So, what gives with all those dinners with me, my Dad, and my Grandfather ending in something less than a sweet goodbye? What were the nature of the barbs being flung wide and far, and why so often? Dad himself was a class act concerning his own folks; he never complained to me about them, at least not directly.
A clue to understanding these dynamics has come from my friend, Dr. Giedre Kumpikas, President of the Lithuanian National Foundation and host of the Lithuanian Radio Hour here in New York. She tells me that in the Lithuanian-American community, the eldest son typically occupied a special place of prominence and favoritism.
Michael and Patricia Olcott had two boys, Edward and Bernard, in that order. Was Edward openly favored?
For my entertainment, Michael would utter a few worlds of both Lithuanian and Russian. I would repeat and try to commit them to memory to dazzle my pals back in Florida whom, I was sure, had never heard any words of either. But it was impossible to remember. The only word I could grasp was the Russian word for pussycat — “koshechka.” He grinned widely at me when he said it.
After dinner and just before dessert, Michael would produce a fresh five dollar bill and present it to me, just as the Lord must have presented the tablets to Moses. And like Moses, I was transfixed by the vision of the prideful face looking down at me from the other side of the dining table. No one had ever glowed at me like that. All of a sudden, Dad would nudge me and ask, “what do you say?” He was a little annoyed as if I had no manners (or had forgotten them). Immediately, I would snap out of my reverie and say “thank you Grandfather.”
In order to understand my father Bernard Olcott the man, we need to turn our attention to a pivotal character in his life. Just like Andy Kaufman was the comedian’s comedian, Michael Olcott was my father’s father. And before examining my Dad’s relationship with his own father, let me start with my own direct memories of the man, Michael Olcott. He treated me very differently from the way he did his own son.

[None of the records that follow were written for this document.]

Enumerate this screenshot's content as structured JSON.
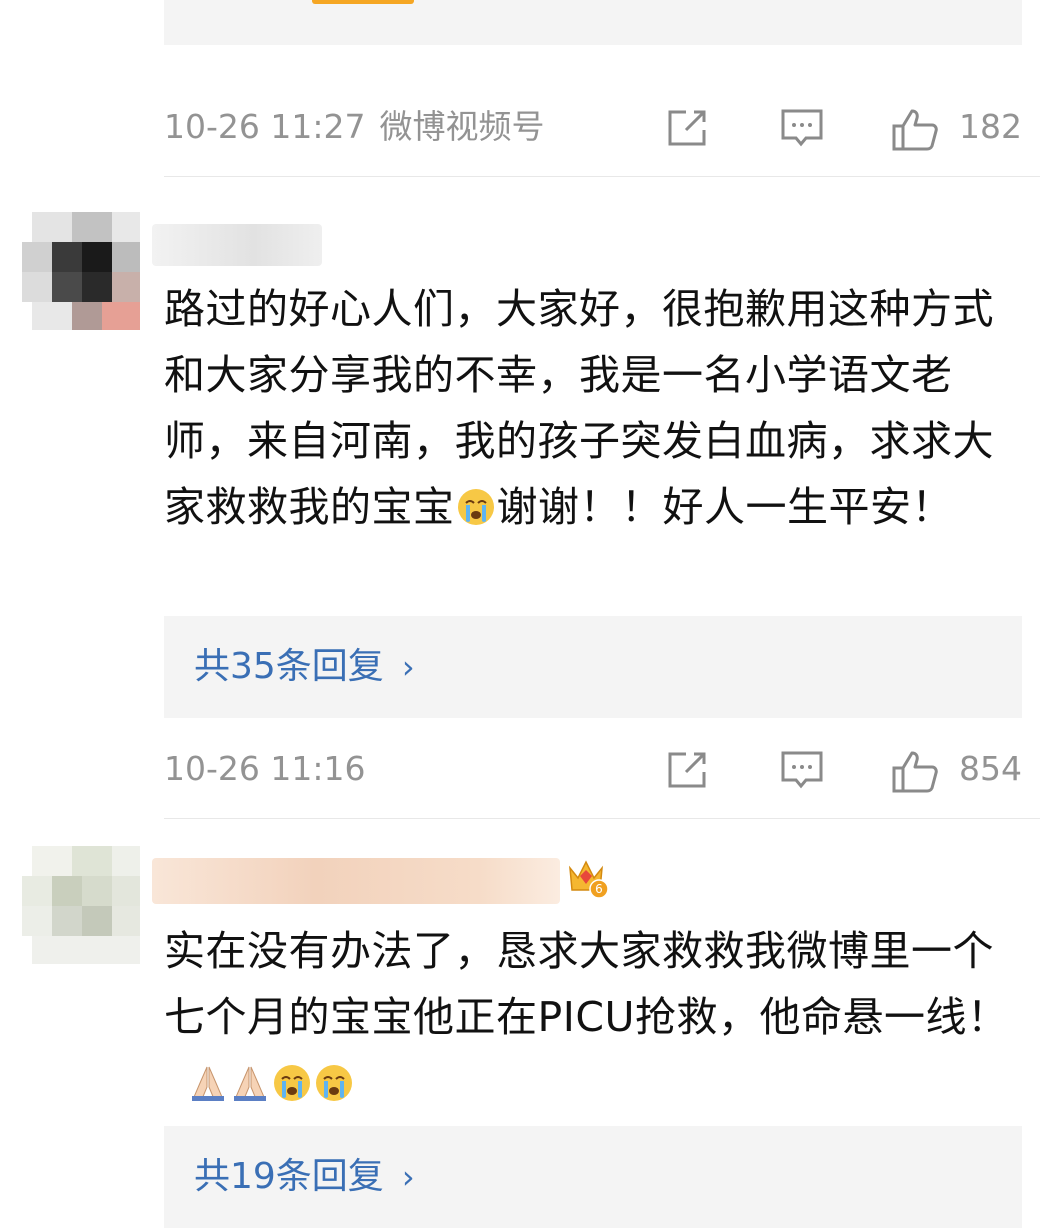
{
  "comments": [
    {
      "meta": {
        "time": "10-26 11:27",
        "source": "微博视频号",
        "likes": "182"
      }
    },
    {
      "text_parts": {
        "before_emoji": "路过的好心人们，大家好，很抱歉用这种方式和大家分享我的不幸，我是一名小学语文老师，来自河南，我的孩子突发白血病，求求大家救救我的宝宝",
        "after_emoji": "谢谢！！好人一生平安！"
      },
      "emoji": "crying-face",
      "replies_label": "共35条回复",
      "meta": {
        "time": "10-26 11:16",
        "source": "",
        "likes": "854"
      }
    },
    {
      "text_parts": {
        "main": "实在没有办法了，恳求大家救救我微博里一个七个月的宝宝他正在PICU抢救，他命悬一线！"
      },
      "emojis": [
        "folded-hands",
        "folded-hands",
        "crying-face",
        "crying-face"
      ],
      "badge": "6",
      "replies_label": "共19条回复"
    }
  ],
  "ui": {
    "reply_chevron": "›"
  },
  "colors": {
    "meta_gray": "#939393",
    "link_blue": "#3a6fb5",
    "reply_bg": "#f4f4f4",
    "text": "#111111"
  }
}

Michael passed in the late part of the summer in 1972 so my memories of him are as a little kid in the late 1960s and early 1970s. My point of reference from those times was as a 7 to 14 year old boy, whose life was split between school in central Florida (Mom’s house) and summers back in New York City (my Dad’s home). Of course, I accepted my bicoastal existence as normal but, looking back, it most definitely was not. I was shuttling between one of the most conservative counties in the USA (Orange County, Florida) and the most liberal (New York County, otherwise known as Manhattan). In the late 1960s. Need I say more?
Dad didn’t have an iPod, of course. But he did have a relationship with music.
When married to my Mom, there was a large wooden cabinet with french legs in the living room that was actually a large monaural speaker. On top was an amplifier which took a while to turn on (see “tubes“). It was connected to the speaker and a record player that had a deep and penetrating plastic-type smell that can only be described as “late 1950s turntable.”
Back in the early 1960s, there was no such thing as a “stereo,” of course, but there were high fidelity home sound systems, or “hi-fi” for short. So Dad had one. And what did he listen to? Well, I went plunging around on YouTube and found four tracks from Dad’s presumptive iPod — if he had one — with which to serenade you!